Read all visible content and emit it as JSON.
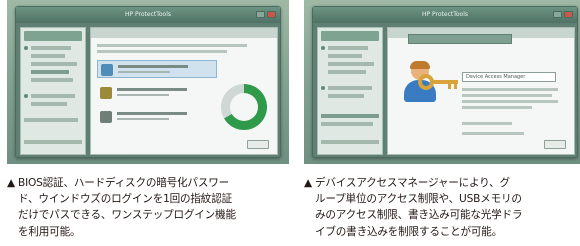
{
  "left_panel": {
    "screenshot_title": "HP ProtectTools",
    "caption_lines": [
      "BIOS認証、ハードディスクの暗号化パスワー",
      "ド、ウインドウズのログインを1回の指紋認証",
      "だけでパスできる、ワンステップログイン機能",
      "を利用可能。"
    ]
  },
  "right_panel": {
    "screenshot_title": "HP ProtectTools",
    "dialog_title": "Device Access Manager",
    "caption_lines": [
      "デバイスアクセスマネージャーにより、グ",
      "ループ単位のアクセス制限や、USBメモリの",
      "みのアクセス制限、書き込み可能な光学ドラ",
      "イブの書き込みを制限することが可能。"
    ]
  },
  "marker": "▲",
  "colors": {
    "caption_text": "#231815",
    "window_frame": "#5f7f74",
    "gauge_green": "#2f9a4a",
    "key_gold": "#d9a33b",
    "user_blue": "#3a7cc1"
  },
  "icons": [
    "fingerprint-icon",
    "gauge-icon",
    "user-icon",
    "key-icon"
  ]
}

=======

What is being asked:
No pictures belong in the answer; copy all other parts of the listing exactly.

Answer below:
Read all visible content and emit it as JSON.
{
  "left_panel": {
    "screenshot_title": "HP ProtectTools",
    "caption_lines": [
      "BIOS認証、ハードディスクの暗号化パスワー",
      "ド、ウインドウズのログインを1回の指紋認証",
      "だけでパスできる、ワンステップログイン機能",
      "を利用可能。"
    ]
  },
  "right_panel": {
    "screenshot_title": "HP ProtectTools",
    "dialog_title": "Device Access Manager",
    "caption_lines": [
      "デバイスアクセスマネージャーにより、グ",
      "ループ単位のアクセス制限や、USBメモリの",
      "みのアクセス制限、書き込み可能な光学ドラ",
      "イブの書き込みを制限することが可能。"
    ]
  },
  "marker": "▲",
  "colors": {
    "caption_text": "#231815",
    "window_frame": "#5f7f74",
    "gauge_green": "#2f9a4a",
    "key_gold": "#d9a33b",
    "user_blue": "#3a7cc1"
  },
  "icons": [
    "fingerprint-icon",
    "gauge-icon",
    "user-icon",
    "key-icon"
  ]
}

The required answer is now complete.